Work instruction: Word for word, repeat the data; no picture should appear in the result.

[Web page and app entries]
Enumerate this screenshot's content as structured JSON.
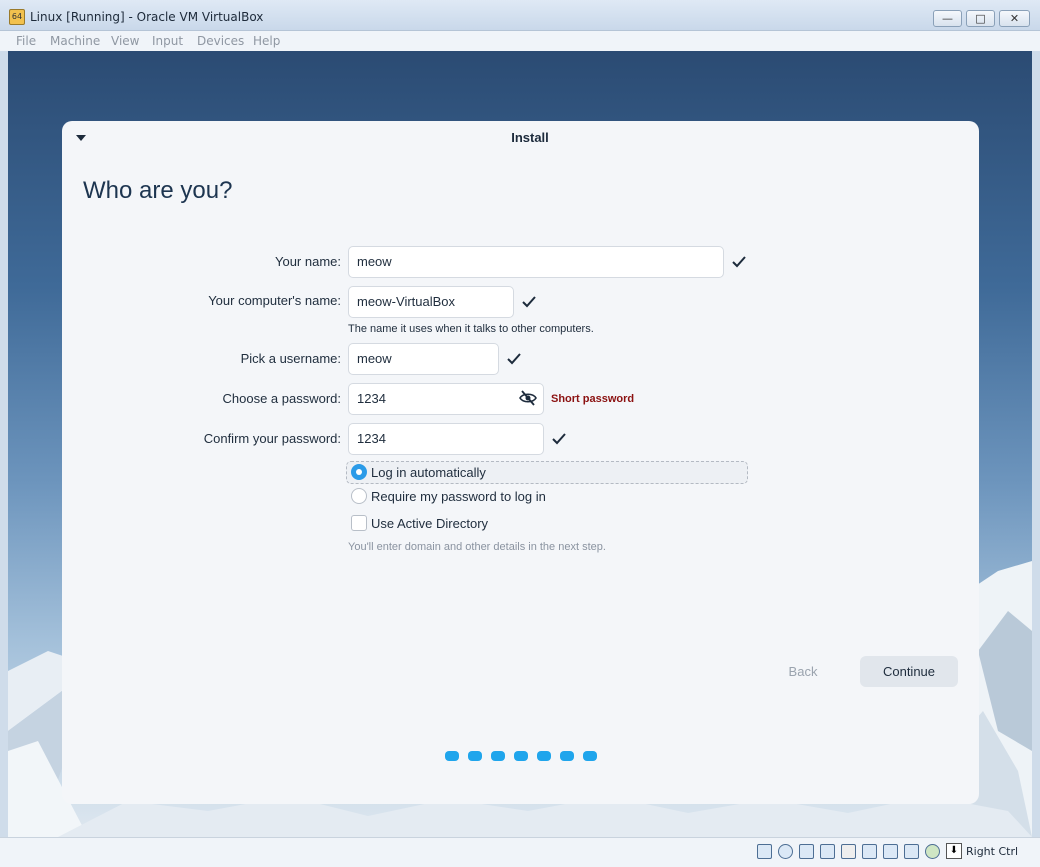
{
  "window": {
    "title": "Linux [Running] - Oracle VM VirtualBox",
    "app_icon": "virtualbox-vm-icon",
    "app_icon_text": "64",
    "controls": {
      "minimize": "—",
      "maximize": "□",
      "close": "✕"
    }
  },
  "menu": [
    "File",
    "Machine",
    "View",
    "Input",
    "Devices",
    "Help"
  ],
  "installer": {
    "header_title": "Install",
    "page_title": "Who are you?",
    "fields": {
      "name": {
        "label": "Your name:",
        "value": "meow"
      },
      "computer": {
        "label": "Your computer's name:",
        "value": "meow-VirtualBox",
        "hint": "The name it uses when it talks to other computers."
      },
      "username": {
        "label": "Pick a username:",
        "value": "meow"
      },
      "password": {
        "label": "Choose a password:",
        "value": "1234",
        "warning": "Short password"
      },
      "confirm": {
        "label": "Confirm your password:",
        "value": "1234"
      }
    },
    "login_options": {
      "auto": {
        "label": "Log in automatically",
        "selected": true
      },
      "require": {
        "label": "Require my password to log in",
        "selected": false
      }
    },
    "active_directory": {
      "label": "Use Active Directory",
      "checked": false,
      "hint": "You'll enter domain and other details in the next step."
    },
    "buttons": {
      "back": "Back",
      "continue": "Continue"
    },
    "progress_steps": 7
  },
  "statusbar": {
    "host_key": "Right Ctrl"
  },
  "colors": {
    "accent": "#2b9be8",
    "warning": "#8b1111",
    "progress_dot": "#1fa5ec"
  }
}
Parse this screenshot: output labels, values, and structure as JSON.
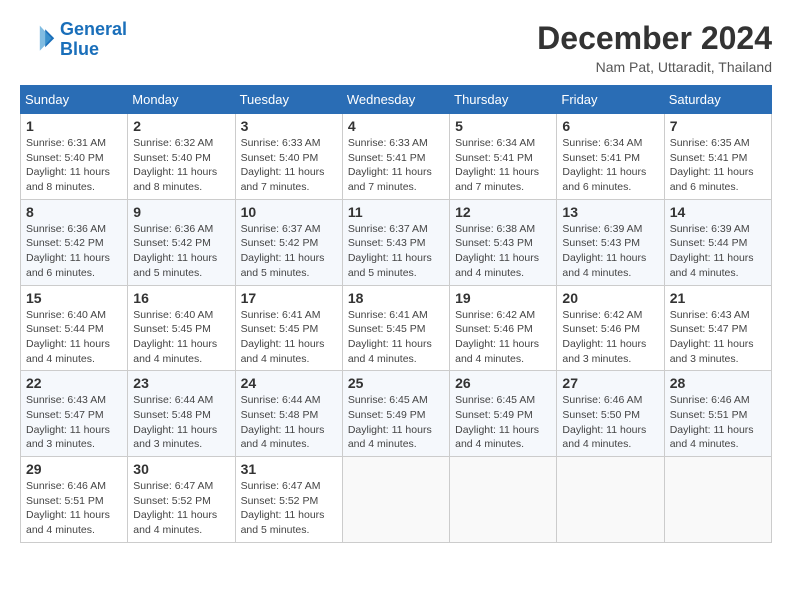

Solution to the exercise:
Enumerate this screenshot's content as structured JSON.
{
  "window": {
    "title": "Linux [Running] - Oracle VM VirtualBox",
    "app_icon": "virtualbox-vm-icon",
    "app_icon_text": "64",
    "controls": {
      "minimize": "—",
      "maximize": "□",
      "close": "✕"
    }
  },
  "menu": [
    "File",
    "Machine",
    "View",
    "Input",
    "Devices",
    "Help"
  ],
  "installer": {
    "header_title": "Install",
    "page_title": "Who are you?",
    "fields": {
      "name": {
        "label": "Your name:",
        "value": "meow"
      },
      "computer": {
        "label": "Your computer's name:",
        "value": "meow-VirtualBox",
        "hint": "The name it uses when it talks to other computers."
      },
      "username": {
        "label": "Pick a username:",
        "value": "meow"
      },
      "password": {
        "label": "Choose a password:",
        "value": "1234",
        "warning": "Short password"
      },
      "confirm": {
        "label": "Confirm your password:",
        "value": "1234"
      }
    },
    "login_options": {
      "auto": {
        "label": "Log in automatically",
        "selected": true
      },
      "require": {
        "label": "Require my password to log in",
        "selected": false
      }
    },
    "active_directory": {
      "label": "Use Active Directory",
      "checked": false,
      "hint": "You'll enter domain and other details in the next step."
    },
    "buttons": {
      "back": "Back",
      "continue": "Continue"
    },
    "progress_steps": 7
  },
  "statusbar": {
    "host_key": "Right Ctrl"
  },
  "colors": {
    "accent": "#2b9be8",
    "warning": "#8b1111",
    "progress_dot": "#1fa5ec"
  }
}
Parse this screenshot: output labels, values, and structure as JSON.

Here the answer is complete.